Some ghost stories are so over the top that most people probably dismiss them as not even in the realm of possibility. Some ghost style experiences are more caricature and drama shock like haunted houses and haunted theme parks like Howl O Scream (which is a ton of fun). But these scare you and you move on. REAL ghost stories of Williamsburg Virginia’s Colonial era send a chill down your spine. They make you think and they stay with you long after the tour is over.

Real People, Real Lives

These ghost stories aren’t about fictional Halloween characters like Dracula or shredded zombie Europeans. These are REAL people who had issues and problems just like you and I face. Many are unresolved conflicts and emotions, spilling into our time from centuries ago. This is another type of history, real history…or at least really distressing history.

You won’t see this kind of honesty about historical ghost hauntings in the Peanuts version of history either…

By Peanuts version of history I mean the marked up marketed and elegantly packaged version of history that we read about. You never see Charlie Brown look at Snoopy in traditional television specials turning to Snoopy and asking about apparitions in the night. This is just not good for public relations. This is a world where normal people live normal lives in a normal timeline.
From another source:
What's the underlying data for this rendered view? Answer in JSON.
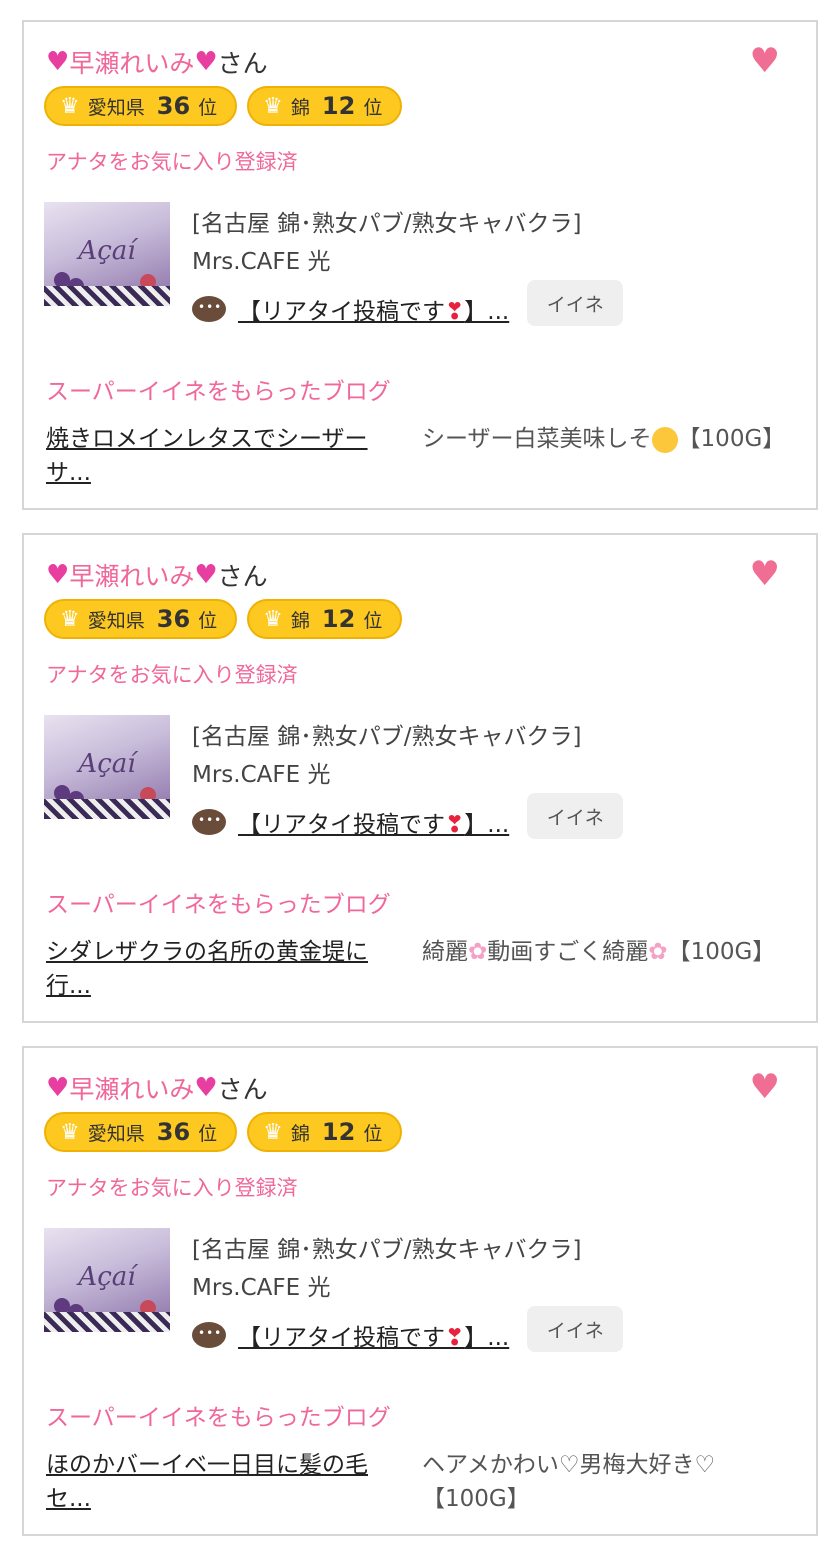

They are happy stories and nothing is bizarre or out of place.

So bite the bullet and register for OUR ghost tour

We promise to give you the real stories, no matter how eerie and unsettling they are.

Our Contact Information For Williamsburg Ghost Tours

Contact Phone Number: 757-634-2452

Contact Form 

Our Service Area

trip advisor reviews tours williamsburg

Trip Advisor Tour Reviews

September 12th, 2017 Posted by Christmas, thanksgiving, tours, traditions, trip advisor reviews, williamsburg No Comment yet

trip advisor reviews tours williamsburg Trip Advisor Reviews of Williamsburg Walking Tours

Millions of people go to Trip Advisor to choose the right food, attractions, and places to stay. And there is a reason they do it. That reason is there is no hiding boring attractions, marginal food, or subhuman accommodations from the vigilant hands of people who have tried them. No fancy ad firms, phony slogans, or jingles. If you really have a good place to visit, Trip Advisor reviews will say so.

5 Stars on Trip Advisor

Getting 5 stars on Trip Advisor is the highest rating you can get. So the fact that we have a 5 star rating is incredible. Our very adherence to truth over historical marketing has struck a nerve with visitors who want history, not alternate history if things were as perfect as some would want you to believe.

Williamsburg Walking Tours offers historical, painfully unbiased and truthful, tours of Colonial Williamsburg,. And the popularity of the truth is shocking. People do not want phony history of how great things were that include omissions of horrible truths that occurred. A good tour is about knowing the truth.

This goal of Williamsburg Walking Tours to give you truthful historical tours has proven very popular. And no place is this more evident, than on our Trip Advisor Reviews. We have placed some of these heretrip advisor tour reviews in the form of screenshots of reviews we pulled from this site.

Please look around Trip Advisor and review our ratings. You will see that the vast majority rated our tours excellent. This includes our Ghost tour, our African History tour, and our General History Tour. All three are designed to take you into the deep visceral details of what really happened here, not what you see on sugar coated promotional campaign.

Links to Trip Advisor review page